Kevon Ferrell sat silent in the locker room at Heritage High School in Lynchburg after the Halifax County High School boy’s basketball team fell 61-58 to the Millbrook Pioneers in the Virginia Class 4 State Quarterfinals on March 6.
After a stellar season by Ferrell and the rest of the Comets basketball team, a hot shooting Millbrook team derailed Halifax’s shot at a state title. Ferrell had left it all on the court that night, finishing the state tournament game with a team high 14 points.
It was silent in the locker room that evening back in early March with the only sounds coming from the closing of lockers, the shuffling of feet and the packing of bags as the team prepared to head home. Both players and coaches shed tears as the reality set in that their banner season was over. No one said a word. In fact there were no words to be said at that time. Back to back regional championships, a 14-0 start to the season, regular season district champions, the top seed in the district and region tournaments, the team had defied all odds and expectations but they knew they fell short of the ultimate goal.
“It was honestly heartbreaking,” Ferrell said recently when reflecting back to that night.

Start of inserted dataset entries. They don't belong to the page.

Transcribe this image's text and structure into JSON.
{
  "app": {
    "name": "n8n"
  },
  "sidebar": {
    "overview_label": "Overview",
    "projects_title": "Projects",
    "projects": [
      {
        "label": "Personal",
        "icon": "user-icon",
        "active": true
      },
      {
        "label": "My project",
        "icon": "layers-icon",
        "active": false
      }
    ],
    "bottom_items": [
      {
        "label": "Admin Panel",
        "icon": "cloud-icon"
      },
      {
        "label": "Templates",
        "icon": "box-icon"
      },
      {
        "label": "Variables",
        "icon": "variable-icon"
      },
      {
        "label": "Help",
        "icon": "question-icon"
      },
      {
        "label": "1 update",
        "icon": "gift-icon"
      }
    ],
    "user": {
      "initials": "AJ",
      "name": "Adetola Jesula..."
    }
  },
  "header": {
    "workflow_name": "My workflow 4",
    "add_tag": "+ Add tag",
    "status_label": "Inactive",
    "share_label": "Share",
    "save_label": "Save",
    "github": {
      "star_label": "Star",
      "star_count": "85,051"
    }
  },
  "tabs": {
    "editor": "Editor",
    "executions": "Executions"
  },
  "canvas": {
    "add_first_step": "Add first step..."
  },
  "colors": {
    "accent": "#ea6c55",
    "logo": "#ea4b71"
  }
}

With a team filled with underclassmen entering the 2019-2020 season, head coach Sterling Williams was looking for a leader on the team. As one of the only players who got on the court in the Comets state tournament run the previous year, it was Ferrell who emerged as that leader. Ferrell used his talent and experience on the court to help bring together a young group.
“He (Ferrell) is a silent leader for this group, and I’m really trying to get him to be more vocal, putting guys into spots offensively, telling guys what to do, just trying to get him to be that coach on the floor for those guys,” Williams said about Ferrell after the regional championship win over George Washington-Danville in March. “Those guys lean on him too, because he has that year of experience with major minutes and they know how well he can play.”

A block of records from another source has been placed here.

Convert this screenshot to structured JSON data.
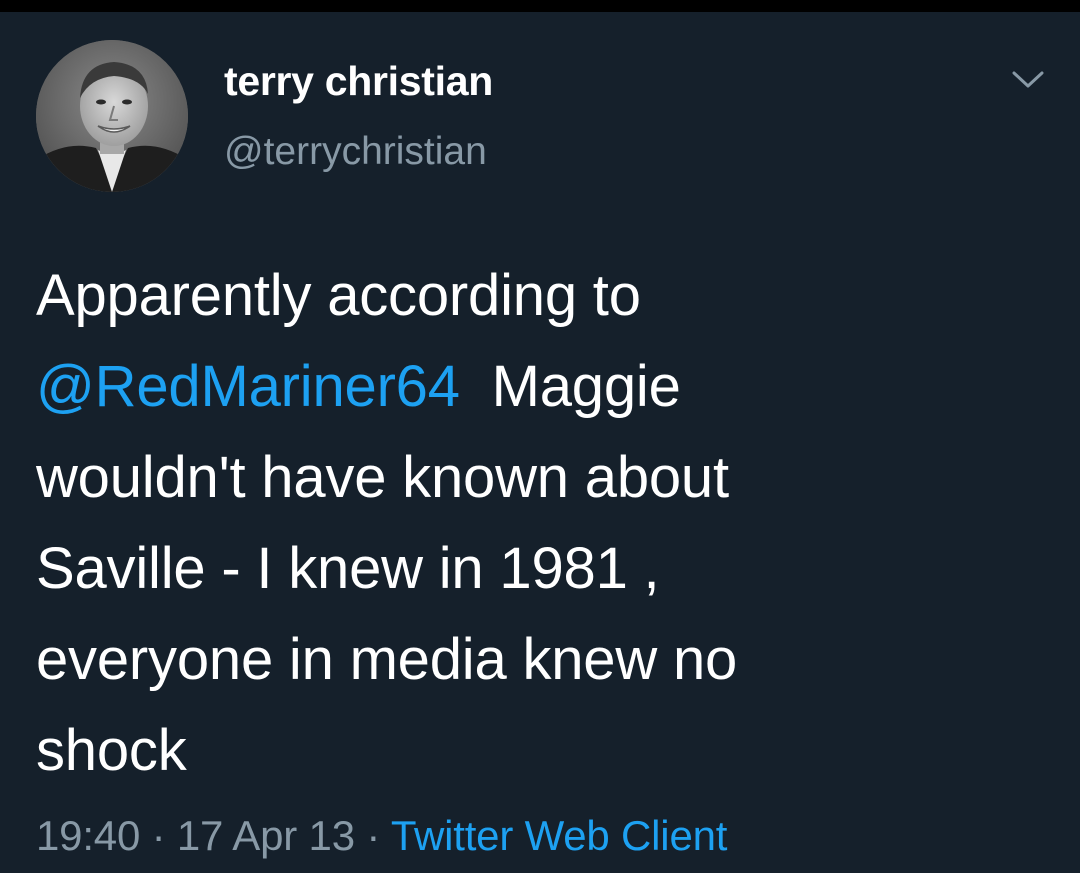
{
  "tweet": {
    "author_name": "terry christian",
    "author_handle": "@terrychristian",
    "text_line1": "Apparently according to",
    "mention": "@RedMariner64",
    "text_line2_rest": "  Maggie",
    "text_line3": "wouldn't have known about",
    "text_line4": "Saville - I knew in 1981 ,",
    "text_line5": "everyone in media knew no",
    "text_line6": "shock",
    "time": "19:40",
    "separator": " · ",
    "date": "17 Apr 13",
    "separator2": " · ",
    "source": "Twitter Web Client"
  },
  "icons": {
    "avatar": "profile-photo",
    "menu": "chevron-down-icon"
  },
  "colors": {
    "background": "#15202b",
    "text": "#ffffff",
    "secondary": "#8899a6",
    "link": "#1da1f2"
  }
}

After a senior heavy team led Halifax back to the state tournament for this first time in over 40 years in the 2018-2019 season, a lot of people were expecting a significant drop off last season because almost all of the major contributors had been lost to graduation. When the Comets defeated E.C. Glass to secure their spot in the state tournament for the second year in a row Ferrell made sure to mention those that doubted their team.
“It feels good proving everybody wrong. Everybody thought we weren’t going to be able to do it again, so we had to prove everybody wrong,” he said.
Ferrell averaged 10.3 points per game in the regular season and 15.3 in the postseason for an average of 12.8 points per game last season. Those numbers earned Ferrell first team honors for the Piedmont District, Region 4D and Class 4 All-State team.
After a phenomenal junior season Ferrell started getting contacted by prep schools and colleges as he prepared for his senior season. At one point Ferrell committed to attend a prep school but decommitted and was considering other options for prep schools. But ultimately Ferrell felt that the opportunity to make a run at a state championship with friends that he has played with his whole life was what he wanted to do.
“It was really tough, but I talked with my friends and we wanted to win the state championship together so I decided to stay here (Halifax),” Ferrell said.
But another obstacle now stands in the way. With no offseason workouts, not being able to be in a gym consistently and a season that is still in jeopardy due to COVID-19, Ferrell’s future is uncertain.
Several schools and even a Division 1 school had contacted him after his all-state award, but since that time he hasn’t been able to get onto a basketball court to showcase the talents that won him that award last season.
Now, with the rest of the schools in Virginia beginning practice on Monday, Ferrell and the rest of his coaches and teammates are still waiting to hear a final decision on the season. The Halifax County School Board voted to allow extracurricular activities to resume, but a recent surge in cases of the coronavirus have halted those activities.
It will now be the middle of the week before a decision is made and for Ferrell and his teammates and coaches it has not been easy. Speaking about how Williams has been in contact with the team, Ferrell said that he has been texting and FaceTiming with the team regularly to make sure they are working out and staying in shape since the gym at the high school has been closed.
The team was able to get together for two weeks of conditioning together, but that was not enough time to get back into game shape as the Dec. 21 start date looms.
“The hardest part is going to be getting our game back and trying to get back in the right shape and just running up and down the court,” Ferrell said. “We are looking to get up and down the court and getting into that game shape,” he added.
Ferrell’s goal entering the offseason was just to get better. He just wanted to get better all-around, and while he has worked hard and tried to achieve that goal, but it isn’t the same as it would have been had all of the facilities been available to him.
The waiting game continues for Ferrell and his coaches and teammates. The window for return is still open, albeit closing rapidly, there is still a chance for the Halifax County High School boy’s basketball team to get back on the court for the 2020-2021 season and bring a state championship to Halifax for the first time.